## HOW TO COMPLETE THIS TASK
Everything in the records below except the pictures must be written out exactly.

DATA FOR PROCESSING Block Start

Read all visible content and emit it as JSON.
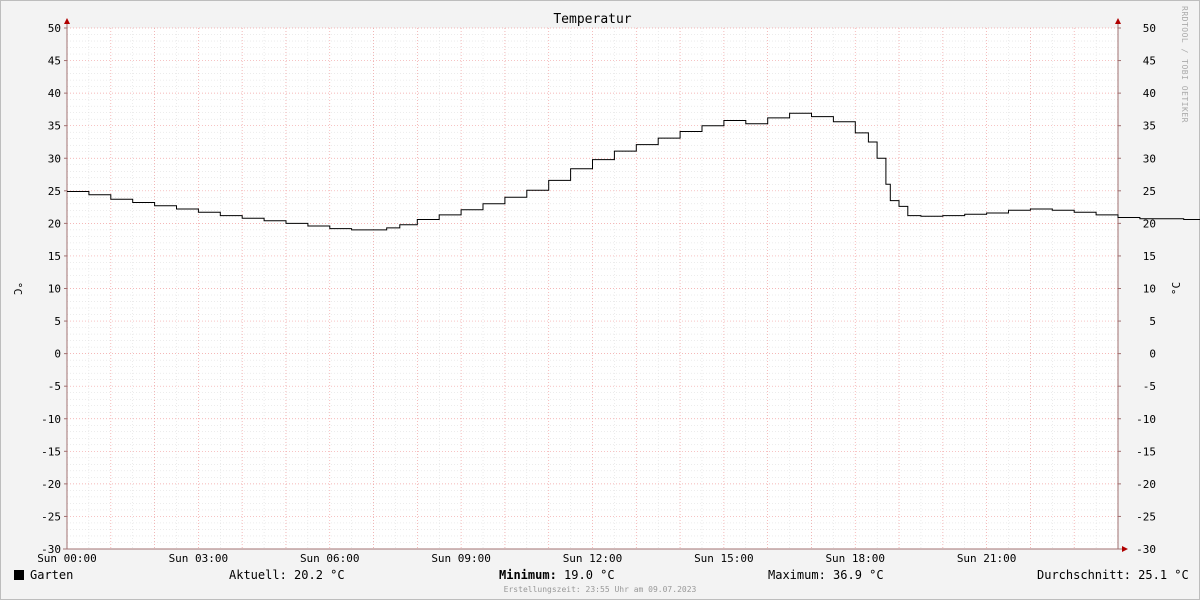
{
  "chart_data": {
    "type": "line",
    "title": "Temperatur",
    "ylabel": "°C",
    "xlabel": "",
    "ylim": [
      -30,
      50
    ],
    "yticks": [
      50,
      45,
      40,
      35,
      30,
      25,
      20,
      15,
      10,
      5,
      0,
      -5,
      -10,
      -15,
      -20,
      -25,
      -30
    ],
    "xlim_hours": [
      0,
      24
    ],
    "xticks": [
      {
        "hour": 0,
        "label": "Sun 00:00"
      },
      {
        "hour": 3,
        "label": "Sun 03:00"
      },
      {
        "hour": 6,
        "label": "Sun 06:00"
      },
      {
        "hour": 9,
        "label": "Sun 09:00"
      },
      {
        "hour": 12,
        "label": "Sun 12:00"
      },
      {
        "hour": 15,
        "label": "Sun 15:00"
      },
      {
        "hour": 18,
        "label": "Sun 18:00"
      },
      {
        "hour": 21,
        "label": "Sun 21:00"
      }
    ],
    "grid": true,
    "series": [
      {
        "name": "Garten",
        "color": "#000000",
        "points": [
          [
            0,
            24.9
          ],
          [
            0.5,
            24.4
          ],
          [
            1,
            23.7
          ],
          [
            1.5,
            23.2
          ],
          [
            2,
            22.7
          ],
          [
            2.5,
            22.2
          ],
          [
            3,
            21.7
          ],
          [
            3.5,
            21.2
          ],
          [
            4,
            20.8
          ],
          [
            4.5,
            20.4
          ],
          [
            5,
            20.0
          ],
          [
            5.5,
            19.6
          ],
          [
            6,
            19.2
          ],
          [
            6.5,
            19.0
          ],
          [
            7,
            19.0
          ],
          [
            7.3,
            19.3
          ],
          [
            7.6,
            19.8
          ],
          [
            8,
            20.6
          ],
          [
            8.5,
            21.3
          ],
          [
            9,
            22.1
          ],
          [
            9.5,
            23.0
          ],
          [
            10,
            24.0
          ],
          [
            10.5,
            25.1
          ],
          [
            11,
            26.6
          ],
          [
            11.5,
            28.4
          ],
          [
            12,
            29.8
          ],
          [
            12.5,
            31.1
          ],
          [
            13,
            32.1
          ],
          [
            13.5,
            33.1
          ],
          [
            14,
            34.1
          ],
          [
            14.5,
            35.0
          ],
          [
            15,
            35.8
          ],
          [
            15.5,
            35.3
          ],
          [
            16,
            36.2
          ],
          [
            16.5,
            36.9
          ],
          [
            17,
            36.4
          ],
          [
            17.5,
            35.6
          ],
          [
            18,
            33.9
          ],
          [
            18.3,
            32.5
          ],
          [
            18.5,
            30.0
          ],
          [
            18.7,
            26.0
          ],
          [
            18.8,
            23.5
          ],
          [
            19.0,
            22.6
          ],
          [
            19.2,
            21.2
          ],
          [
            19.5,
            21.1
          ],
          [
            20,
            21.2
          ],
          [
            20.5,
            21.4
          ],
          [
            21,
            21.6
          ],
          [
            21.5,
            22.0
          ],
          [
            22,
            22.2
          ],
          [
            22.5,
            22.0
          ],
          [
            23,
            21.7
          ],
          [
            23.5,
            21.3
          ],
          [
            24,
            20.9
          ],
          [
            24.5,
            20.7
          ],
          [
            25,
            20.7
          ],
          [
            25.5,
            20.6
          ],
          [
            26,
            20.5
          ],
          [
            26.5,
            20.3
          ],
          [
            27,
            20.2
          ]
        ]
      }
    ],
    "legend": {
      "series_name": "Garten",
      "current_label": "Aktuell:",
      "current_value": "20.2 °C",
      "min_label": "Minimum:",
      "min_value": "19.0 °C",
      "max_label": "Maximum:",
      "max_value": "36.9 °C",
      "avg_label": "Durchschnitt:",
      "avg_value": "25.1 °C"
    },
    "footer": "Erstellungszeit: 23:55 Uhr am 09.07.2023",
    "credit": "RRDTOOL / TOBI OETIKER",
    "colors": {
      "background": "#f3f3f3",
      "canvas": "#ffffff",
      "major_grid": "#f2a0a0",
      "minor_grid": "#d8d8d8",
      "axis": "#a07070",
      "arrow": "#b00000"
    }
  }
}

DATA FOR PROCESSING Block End

## ANSWER BOX
Read all visible content and emit it as JSON.
{
  "chart_data": {
    "type": "line",
    "title": "Temperatur",
    "ylabel": "°C",
    "xlabel": "",
    "ylim": [
      -30,
      50
    ],
    "yticks": [
      50,
      45,
      40,
      35,
      30,
      25,
      20,
      15,
      10,
      5,
      0,
      -5,
      -10,
      -15,
      -20,
      -25,
      -30
    ],
    "xlim_hours": [
      0,
      24
    ],
    "xticks": [
      {
        "hour": 0,
        "label": "Sun 00:00"
      },
      {
        "hour": 3,
        "label": "Sun 03:00"
      },
      {
        "hour": 6,
        "label": "Sun 06:00"
      },
      {
        "hour": 9,
        "label": "Sun 09:00"
      },
      {
        "hour": 12,
        "label": "Sun 12:00"
      },
      {
        "hour": 15,
        "label": "Sun 15:00"
      },
      {
        "hour": 18,
        "label": "Sun 18:00"
      },
      {
        "hour": 21,
        "label": "Sun 21:00"
      }
    ],
    "grid": true,
    "series": [
      {
        "name": "Garten",
        "color": "#000000",
        "points": [
          [
            0,
            24.9
          ],
          [
            0.5,
            24.4
          ],
          [
            1,
            23.7
          ],
          [
            1.5,
            23.2
          ],
          [
            2,
            22.7
          ],
          [
            2.5,
            22.2
          ],
          [
            3,
            21.7
          ],
          [
            3.5,
            21.2
          ],
          [
            4,
            20.8
          ],
          [
            4.5,
            20.4
          ],
          [
            5,
            20.0
          ],
          [
            5.5,
            19.6
          ],
          [
            6,
            19.2
          ],
          [
            6.5,
            19.0
          ],
          [
            7,
            19.0
          ],
          [
            7.3,
            19.3
          ],
          [
            7.6,
            19.8
          ],
          [
            8,
            20.6
          ],
          [
            8.5,
            21.3
          ],
          [
            9,
            22.1
          ],
          [
            9.5,
            23.0
          ],
          [
            10,
            24.0
          ],
          [
            10.5,
            25.1
          ],
          [
            11,
            26.6
          ],
          [
            11.5,
            28.4
          ],
          [
            12,
            29.8
          ],
          [
            12.5,
            31.1
          ],
          [
            13,
            32.1
          ],
          [
            13.5,
            33.1
          ],
          [
            14,
            34.1
          ],
          [
            14.5,
            35.0
          ],
          [
            15,
            35.8
          ],
          [
            15.5,
            35.3
          ],
          [
            16,
            36.2
          ],
          [
            16.5,
            36.9
          ],
          [
            17,
            36.4
          ],
          [
            17.5,
            35.6
          ],
          [
            18,
            33.9
          ],
          [
            18.3,
            32.5
          ],
          [
            18.5,
            30.0
          ],
          [
            18.7,
            26.0
          ],
          [
            18.8,
            23.5
          ],
          [
            19.0,
            22.6
          ],
          [
            19.2,
            21.2
          ],
          [
            19.5,
            21.1
          ],
          [
            20,
            21.2
          ],
          [
            20.5,
            21.4
          ],
          [
            21,
            21.6
          ],
          [
            21.5,
            22.0
          ],
          [
            22,
            22.2
          ],
          [
            22.5,
            22.0
          ],
          [
            23,
            21.7
          ],
          [
            23.5,
            21.3
          ],
          [
            24,
            20.9
          ],
          [
            24.5,
            20.7
          ],
          [
            25,
            20.7
          ],
          [
            25.5,
            20.6
          ],
          [
            26,
            20.5
          ],
          [
            26.5,
            20.3
          ],
          [
            27,
            20.2
          ]
        ]
      }
    ],
    "legend": {
      "series_name": "Garten",
      "current_label": "Aktuell:",
      "current_value": "20.2 °C",
      "min_label": "Minimum:",
      "min_value": "19.0 °C",
      "max_label": "Maximum:",
      "max_value": "36.9 °C",
      "avg_label": "Durchschnitt:",
      "avg_value": "25.1 °C"
    },
    "footer": "Erstellungszeit: 23:55 Uhr am 09.07.2023",
    "credit": "RRDTOOL / TOBI OETIKER",
    "colors": {
      "background": "#f3f3f3",
      "canvas": "#ffffff",
      "major_grid": "#f2a0a0",
      "minor_grid": "#d8d8d8",
      "axis": "#a07070",
      "arrow": "#b00000"
    }
  }
}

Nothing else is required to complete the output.